My current research work and interests are in the realms of digitization of paper seismograms, volcano-seismology, and especially the areas wherein these two topics intersect. My first exposure to seismology and work with the Ishii Group came through digitization of analog records using DigitSeis. This work helped open my eyes to the vast number of analog paper seismograms stored around the world, and moreover, their immense scientific value. These records represent a great resource covering an otherwise inaccesible time period. Since then, I have done work to open these records to modern analysis techniques (e.g., ambient noise correlation type studies) by developing methodologies to constrain relative timing inconsistencies between stations.

Currently I am working on two projects. First, I am using ambient noise to investigate changes in velocity on Kilauea volcano concurrent with the eruptive activity of 2018. These velocity changes could be indicative of and provide insight into magmatic activity on the volcano. This will help to better constrain our understanding of both the behavior of volcanic systems and the associated hazard. My second project involves developing techniques which will help DigitSeis move towards fully automatic digitization. In particular, I am working on image processing techniques which will more accurately classify the different parts of analog seismograms (e.g., data traces, timemarks, and noise).

In the future, I am interested in combining the capabilities of DigitSeis with the large analog seismogram collection of the Hawaiian Volcano Observatory (HVO, USGS) to extend the analysis of velocity changes concurrent with volcanic eruptions on Kilauea to events recorded only in the analog (e.g., 1959, 1960, 1975, 1984). While these are my current interests I intend to pursue a PhD in seismology and hope this affords me the opportunity to also explore other areas of seismology.


Class of 2019 (Expected Graduation Date: May 30, 2019), A.B. Candidate in Earth and Planetary Sciences, Harvard University, Cambridge, Massachusetts

Class of 2015, Waiakea High School, Hilo, Hawaii


Summer 2017 and 2018, Visiting Scientist (Intern), Hawaiian Volcano Observatory (HVO), U.S. Geological Survey, Volcano, Hawaii

Me pretending to be a geologist

Presentations and Publications

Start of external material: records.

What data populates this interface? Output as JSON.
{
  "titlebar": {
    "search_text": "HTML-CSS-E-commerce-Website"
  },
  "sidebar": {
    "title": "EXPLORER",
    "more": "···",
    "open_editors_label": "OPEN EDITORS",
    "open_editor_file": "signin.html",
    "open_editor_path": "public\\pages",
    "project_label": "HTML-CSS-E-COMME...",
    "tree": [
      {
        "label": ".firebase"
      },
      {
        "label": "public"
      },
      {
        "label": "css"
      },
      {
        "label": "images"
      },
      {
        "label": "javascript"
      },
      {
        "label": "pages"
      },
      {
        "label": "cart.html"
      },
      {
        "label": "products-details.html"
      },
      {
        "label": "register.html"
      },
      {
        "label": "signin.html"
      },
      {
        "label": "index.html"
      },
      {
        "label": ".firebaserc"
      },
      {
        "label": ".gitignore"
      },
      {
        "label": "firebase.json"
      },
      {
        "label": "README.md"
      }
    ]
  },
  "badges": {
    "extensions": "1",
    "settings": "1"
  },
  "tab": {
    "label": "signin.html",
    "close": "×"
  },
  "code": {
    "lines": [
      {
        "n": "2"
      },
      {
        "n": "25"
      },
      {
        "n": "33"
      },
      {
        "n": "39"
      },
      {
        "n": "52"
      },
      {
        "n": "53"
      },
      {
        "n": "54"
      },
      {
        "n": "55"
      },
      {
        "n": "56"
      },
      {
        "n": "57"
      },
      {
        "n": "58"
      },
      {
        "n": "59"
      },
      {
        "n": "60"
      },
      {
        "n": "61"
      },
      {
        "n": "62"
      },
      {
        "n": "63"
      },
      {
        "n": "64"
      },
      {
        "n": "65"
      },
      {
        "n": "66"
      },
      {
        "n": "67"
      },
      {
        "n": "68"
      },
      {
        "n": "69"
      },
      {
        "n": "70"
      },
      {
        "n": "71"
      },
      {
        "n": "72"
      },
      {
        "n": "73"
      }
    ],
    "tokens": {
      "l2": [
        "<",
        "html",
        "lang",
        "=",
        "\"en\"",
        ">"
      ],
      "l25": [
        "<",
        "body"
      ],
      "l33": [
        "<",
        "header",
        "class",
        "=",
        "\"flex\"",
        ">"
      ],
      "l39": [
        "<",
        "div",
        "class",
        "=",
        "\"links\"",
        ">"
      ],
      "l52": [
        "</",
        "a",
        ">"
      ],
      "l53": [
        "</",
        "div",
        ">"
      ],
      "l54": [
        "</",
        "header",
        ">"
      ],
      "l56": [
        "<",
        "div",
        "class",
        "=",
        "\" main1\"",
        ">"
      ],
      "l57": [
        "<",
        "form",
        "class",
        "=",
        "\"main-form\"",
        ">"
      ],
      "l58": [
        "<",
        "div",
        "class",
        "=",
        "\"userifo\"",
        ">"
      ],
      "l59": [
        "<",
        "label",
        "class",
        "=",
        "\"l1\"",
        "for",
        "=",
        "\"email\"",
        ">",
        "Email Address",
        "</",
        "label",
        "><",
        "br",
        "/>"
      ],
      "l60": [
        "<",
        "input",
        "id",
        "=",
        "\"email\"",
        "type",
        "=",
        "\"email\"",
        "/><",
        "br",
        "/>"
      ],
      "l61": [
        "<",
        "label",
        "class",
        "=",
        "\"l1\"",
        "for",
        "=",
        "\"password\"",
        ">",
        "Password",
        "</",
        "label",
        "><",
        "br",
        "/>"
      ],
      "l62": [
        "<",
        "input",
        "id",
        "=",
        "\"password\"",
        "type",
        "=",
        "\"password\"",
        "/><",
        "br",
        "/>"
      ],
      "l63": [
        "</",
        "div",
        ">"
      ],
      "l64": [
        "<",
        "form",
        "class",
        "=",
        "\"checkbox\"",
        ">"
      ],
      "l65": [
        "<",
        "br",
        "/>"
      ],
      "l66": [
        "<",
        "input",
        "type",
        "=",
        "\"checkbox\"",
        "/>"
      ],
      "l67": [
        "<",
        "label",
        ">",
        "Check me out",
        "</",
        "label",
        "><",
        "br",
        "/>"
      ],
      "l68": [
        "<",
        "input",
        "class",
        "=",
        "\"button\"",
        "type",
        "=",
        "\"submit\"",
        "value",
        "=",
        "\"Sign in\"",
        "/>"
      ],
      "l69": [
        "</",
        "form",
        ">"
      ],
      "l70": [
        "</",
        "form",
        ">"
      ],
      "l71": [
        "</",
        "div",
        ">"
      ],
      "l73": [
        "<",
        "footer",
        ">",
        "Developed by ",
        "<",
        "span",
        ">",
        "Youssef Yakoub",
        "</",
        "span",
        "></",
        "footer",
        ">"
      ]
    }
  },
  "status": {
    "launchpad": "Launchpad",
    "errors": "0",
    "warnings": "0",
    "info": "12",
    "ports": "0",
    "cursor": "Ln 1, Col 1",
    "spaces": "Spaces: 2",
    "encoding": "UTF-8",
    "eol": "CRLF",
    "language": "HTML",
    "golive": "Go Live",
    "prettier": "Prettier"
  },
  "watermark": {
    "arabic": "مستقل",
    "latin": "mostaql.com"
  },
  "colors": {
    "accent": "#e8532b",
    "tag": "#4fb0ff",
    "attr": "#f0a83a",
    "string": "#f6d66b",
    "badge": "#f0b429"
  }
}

Lee, T., M. Ishii, and P. Okubo (2018). Consistent inconsistencies: A new method for assessing time corrections needed for analog seismograms, Poster M1 presented at 2018 Workshop, IRIS, Albuquerque, NM, 12-14 Jun.

Lee, T. (2018). DigitSeis v1.3: User Manual. Cambridge, MA: Harvard Seismology. Retrieve here

Lee, T., and M. Ishii (2017). Teleseism-based relative time corrections for modern analyses of digitized analog seismograms, Abstract S21C-0769 presented at 2017 Fall Meeting, AGU, New Orleans, LA, 11-15 Dec.

Lee, T. (2017). DigitSeis v1.1: User Manual. Cambridge, MA: Harvard Seismology. Retrieve here

Department of Earth and Planetary Sciences / Harvard University / 20 Oxford Street / Cambridge / MA 02138 / U.S.A. / Telephone: +1 617 495 2350 / Fax: +1 617 496 1907 / Email: